Washington, D.C. – Nevada Senator Harry Reid made the following remarks today on the Senate floor regarding a compromise payroll tax cut extension proposal. Below are his remarks as prepared:
Last week my friend, the Republican Leader, tried to convince me Republicans realize it would be disastrous to raise taxes on the middle class.
Here on the Senate floor, he quoted half a dozen news reports as evidence Senate Republicans support an extension of payroll tax cuts for 160 million American workers.
I told him I was skeptical Republicans really support this tax cut. It turns out I was right.
On Thursday Republicans shot down Democrats’ proposal to cut taxes for middle-class Americans, supposedly on the grounds it raised taxes on the richest of the rich in this country.
But a few minutes later Republicans also shot down their own proposal to extend payroll tax cuts, even though it was paid for with their own hand-picked reductions in government spending.
Whatever my friend, Senator McConnell, may say, it is obvious Republicans just aren’t interested in preventing a $1,000 tax increase on nearly every family in this nation from taking effect on Jan. 1.
But Democrats will not relent on keeping taxes low for the middle class. So today Sen. Casey will unveil a modified version of the payroll tax cut proposal he introduced last week.
Like our previous proposal, this scaled-back version will cut taxes for 160 million American workers, including 1.2 million Nevadans. Sen. Casey’s proposal will allow the average family to keep an extra $1,500 to spend on necessities next year.
And like our previous proposal it won’t add a penny to the deficit. It will be fully paid for with a mixture of spending cuts Republicans have already agreed to and a tiny surtax on the top two-tenths of one percent of American taxpayers.
Every spending reduction in the proposal was agreed to by a bicameral group of Republicans on the Supercommittee, so we know they support these cuts.
And, in an effort to make our proposal more palatable to Republicans, we have conceded to significantly cut the surtax on income above $1 million and make it temporary.
Democrats know how important extending and expanding the payroll tax cut is to working families. It’s also important to our economy.
Economists of every political persuasion agree if Republicans block this proposal – raising taxes on American families by $1,000 next month – it will have an immediate, negative impact on our economy. It will halt our still-fragile recovery in its tracks, and drag us back into recession.
We all know Congress can’t afford to play chicken with the economy. That’s why Democrats are committed to passing this payroll tax cut.
Republicans need to be prepared to meet us partway. We are offering a serious proposal with meaningful concessions, including spending cuts Republicans have already agreed to.
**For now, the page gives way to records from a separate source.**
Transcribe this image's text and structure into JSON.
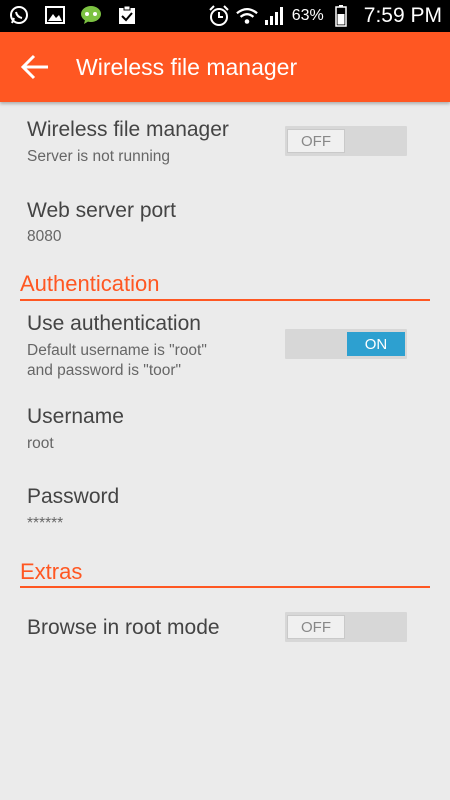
{
  "status_bar": {
    "battery": "63%",
    "time": "7:59 PM",
    "icons": [
      "whatsapp-icon",
      "gallery-icon",
      "chat-app-icon",
      "clipboard-check-icon",
      "alarm-icon",
      "wifi-icon",
      "signal-icon",
      "battery-icon"
    ]
  },
  "app_bar": {
    "title": "Wireless file manager",
    "back_icon": "arrow-left-icon"
  },
  "prefs": {
    "server": {
      "title": "Wireless file manager",
      "summary": "Server is not running",
      "switch": "OFF"
    },
    "port": {
      "title": "Web server port",
      "summary": "8080"
    },
    "auth_section": "Authentication",
    "use_auth": {
      "title": "Use authentication",
      "summary": "Default username is \"root\"\nand password is \"toor\"",
      "switch": "ON"
    },
    "username": {
      "title": "Username",
      "summary": "root"
    },
    "password": {
      "title": "Password",
      "summary": "******"
    },
    "extras_section": "Extras",
    "root_mode": {
      "title": "Browse in root mode",
      "switch": "OFF"
    }
  },
  "colors": {
    "accent": "#ff5722",
    "switch_on": "#2da0d0",
    "background": "#ebebeb"
  }
}
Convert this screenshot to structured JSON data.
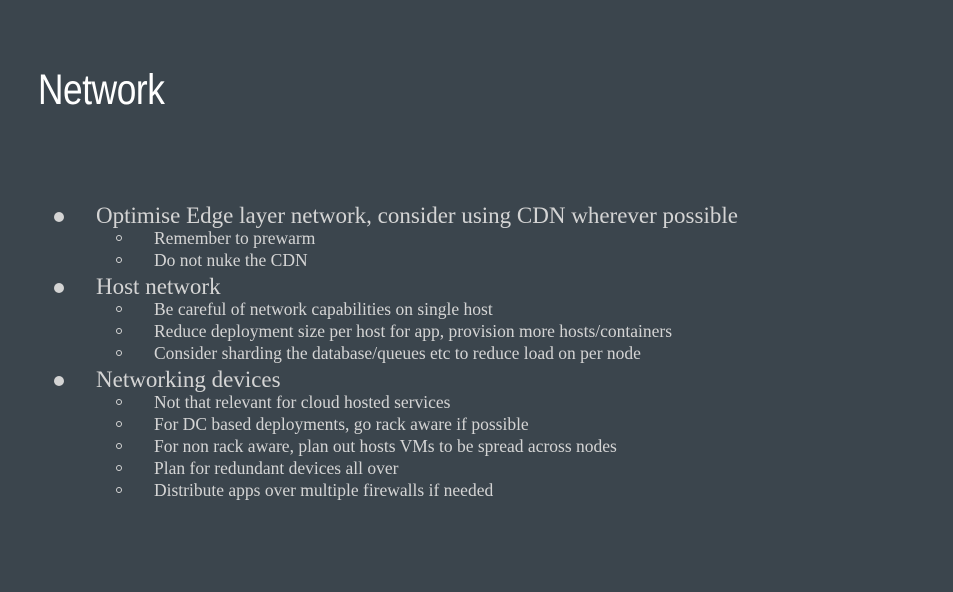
{
  "slide": {
    "title": "Network"
  },
  "bullets": [
    {
      "text": "Optimise Edge layer network, consider using CDN wherever possible",
      "sub": [
        "Remember to prewarm",
        "Do not nuke the CDN"
      ]
    },
    {
      "text": "Host network",
      "sub": [
        "Be careful of network capabilities on single host",
        "Reduce deployment size per host for app, provision more hosts/containers",
        "Consider sharding the database/queues etc to reduce load on per node"
      ]
    },
    {
      "text": "Networking devices",
      "sub": [
        "Not that relevant for cloud hosted services",
        "For DC based deployments, go rack aware if possible",
        "For non rack aware, plan out hosts VMs to be spread across nodes",
        "Plan for redundant devices all over",
        "Distribute apps over multiple firewalls if needed"
      ]
    }
  ],
  "colors": {
    "background": "#3b454d",
    "title": "#ffffff",
    "body_text": "#d4d4d4"
  }
}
And the scaled-back, temporary tax on the very richest Americans – a group with an average income of $3 million a year – is also a sincere attempt to get Senate Republicans on board.
We know a few of them have even said publically that they are open to asking millionaires and billionaires to contribute to our economic recovery. I only hope they have the courage to act on their convictions.
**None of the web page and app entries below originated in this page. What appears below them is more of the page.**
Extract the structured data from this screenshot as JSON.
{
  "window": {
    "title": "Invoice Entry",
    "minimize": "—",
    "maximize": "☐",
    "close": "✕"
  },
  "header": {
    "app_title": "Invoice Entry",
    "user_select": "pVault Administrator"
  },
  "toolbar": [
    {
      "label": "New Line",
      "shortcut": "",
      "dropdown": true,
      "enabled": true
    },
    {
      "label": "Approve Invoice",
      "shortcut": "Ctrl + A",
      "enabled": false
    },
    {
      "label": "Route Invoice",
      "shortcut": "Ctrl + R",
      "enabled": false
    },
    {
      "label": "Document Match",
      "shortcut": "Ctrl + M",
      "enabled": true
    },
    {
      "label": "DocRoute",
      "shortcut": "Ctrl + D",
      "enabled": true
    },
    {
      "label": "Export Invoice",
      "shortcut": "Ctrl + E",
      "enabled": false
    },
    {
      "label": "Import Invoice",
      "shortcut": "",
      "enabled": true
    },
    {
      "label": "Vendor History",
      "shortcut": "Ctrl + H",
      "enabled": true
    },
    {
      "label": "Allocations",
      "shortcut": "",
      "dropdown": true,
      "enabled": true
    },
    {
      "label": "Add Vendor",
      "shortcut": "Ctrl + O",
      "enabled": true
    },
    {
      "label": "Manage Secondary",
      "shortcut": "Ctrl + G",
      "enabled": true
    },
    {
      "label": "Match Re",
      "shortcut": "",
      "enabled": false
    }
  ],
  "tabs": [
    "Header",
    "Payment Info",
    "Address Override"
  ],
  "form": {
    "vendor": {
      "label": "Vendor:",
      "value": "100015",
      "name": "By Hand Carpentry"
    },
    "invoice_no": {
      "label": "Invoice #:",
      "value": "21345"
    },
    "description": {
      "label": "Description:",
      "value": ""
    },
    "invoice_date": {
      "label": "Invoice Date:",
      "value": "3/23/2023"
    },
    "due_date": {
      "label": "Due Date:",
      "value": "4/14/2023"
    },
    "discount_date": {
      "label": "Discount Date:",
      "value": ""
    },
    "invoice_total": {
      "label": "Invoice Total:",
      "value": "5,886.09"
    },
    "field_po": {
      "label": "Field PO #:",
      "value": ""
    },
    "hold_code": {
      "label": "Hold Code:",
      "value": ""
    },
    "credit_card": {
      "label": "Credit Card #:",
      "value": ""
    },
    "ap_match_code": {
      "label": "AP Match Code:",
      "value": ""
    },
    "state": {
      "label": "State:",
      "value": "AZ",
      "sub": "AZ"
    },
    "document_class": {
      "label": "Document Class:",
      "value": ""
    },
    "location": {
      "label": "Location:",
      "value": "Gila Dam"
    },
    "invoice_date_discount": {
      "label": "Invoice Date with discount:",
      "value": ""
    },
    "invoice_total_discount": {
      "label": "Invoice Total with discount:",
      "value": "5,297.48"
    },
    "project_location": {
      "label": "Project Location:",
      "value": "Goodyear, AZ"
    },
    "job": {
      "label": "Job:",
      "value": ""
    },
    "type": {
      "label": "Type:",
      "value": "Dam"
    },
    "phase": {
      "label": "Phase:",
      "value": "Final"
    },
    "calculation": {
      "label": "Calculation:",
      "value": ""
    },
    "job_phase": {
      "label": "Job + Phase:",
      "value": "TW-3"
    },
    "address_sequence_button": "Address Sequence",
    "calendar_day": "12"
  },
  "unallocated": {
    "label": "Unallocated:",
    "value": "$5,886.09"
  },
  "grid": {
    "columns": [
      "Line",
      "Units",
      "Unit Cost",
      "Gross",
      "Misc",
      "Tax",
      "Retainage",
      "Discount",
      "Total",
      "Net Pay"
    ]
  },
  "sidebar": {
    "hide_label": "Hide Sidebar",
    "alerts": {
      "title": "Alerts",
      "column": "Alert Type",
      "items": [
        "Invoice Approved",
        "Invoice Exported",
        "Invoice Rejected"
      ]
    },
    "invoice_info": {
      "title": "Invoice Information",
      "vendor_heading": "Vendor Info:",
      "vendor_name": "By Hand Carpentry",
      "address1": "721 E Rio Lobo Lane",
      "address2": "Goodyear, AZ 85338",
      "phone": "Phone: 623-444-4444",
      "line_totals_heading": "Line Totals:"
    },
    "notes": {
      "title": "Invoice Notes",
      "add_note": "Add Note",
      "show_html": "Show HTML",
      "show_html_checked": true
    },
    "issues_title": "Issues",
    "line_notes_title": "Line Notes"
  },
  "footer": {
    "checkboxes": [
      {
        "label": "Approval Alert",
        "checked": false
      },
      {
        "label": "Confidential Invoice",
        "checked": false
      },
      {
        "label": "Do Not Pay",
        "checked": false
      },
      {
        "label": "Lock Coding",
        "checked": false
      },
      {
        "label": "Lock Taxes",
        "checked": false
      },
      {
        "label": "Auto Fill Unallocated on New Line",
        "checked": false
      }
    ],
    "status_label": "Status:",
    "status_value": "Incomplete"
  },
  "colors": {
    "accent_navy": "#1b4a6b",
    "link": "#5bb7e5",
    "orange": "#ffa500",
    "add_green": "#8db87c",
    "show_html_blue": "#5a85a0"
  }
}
I repeat: this is a serious proposal, and Republicans should take it seriously.
Here’s why: Americans, regardless of political affiliation, say they wholeheartedly support Democrats’ plan to cut taxes for middle-class families.
Fifty-eight percent of Republicans agree we should extend and expand payroll tax cuts for 160 million American workers.
Further, Americans overwhelmingly support our proposal to ask millionaires and billionaires to pay their fair share to help this country thrive.
Americans from every corner of the country and every walk of life agree. Democrats, Republicans and Independents agree.
Asked if they support a plan that would require people making more than $1 million a year to contribute a little more to ensure this country’s economic success, the results were decisive: three-quarters of Americans said yes.
Wealthy Americans agree. Two-thirds of people making more than $1 million a year said they would gladly contribute more.
A supermajority of Republicans agrees, with two-thirds supporting the idea. And even a majority – 52 percent – of members of the Tea Party agreed.
It seems the only place in the country you can’t find a majority of Republicans willing to speak up for shared sacrifice is the United States Senate.
Republicans across the country support our plan and the way it is paid for. Republicans in Congress dismiss it at their peril. The American people are watching.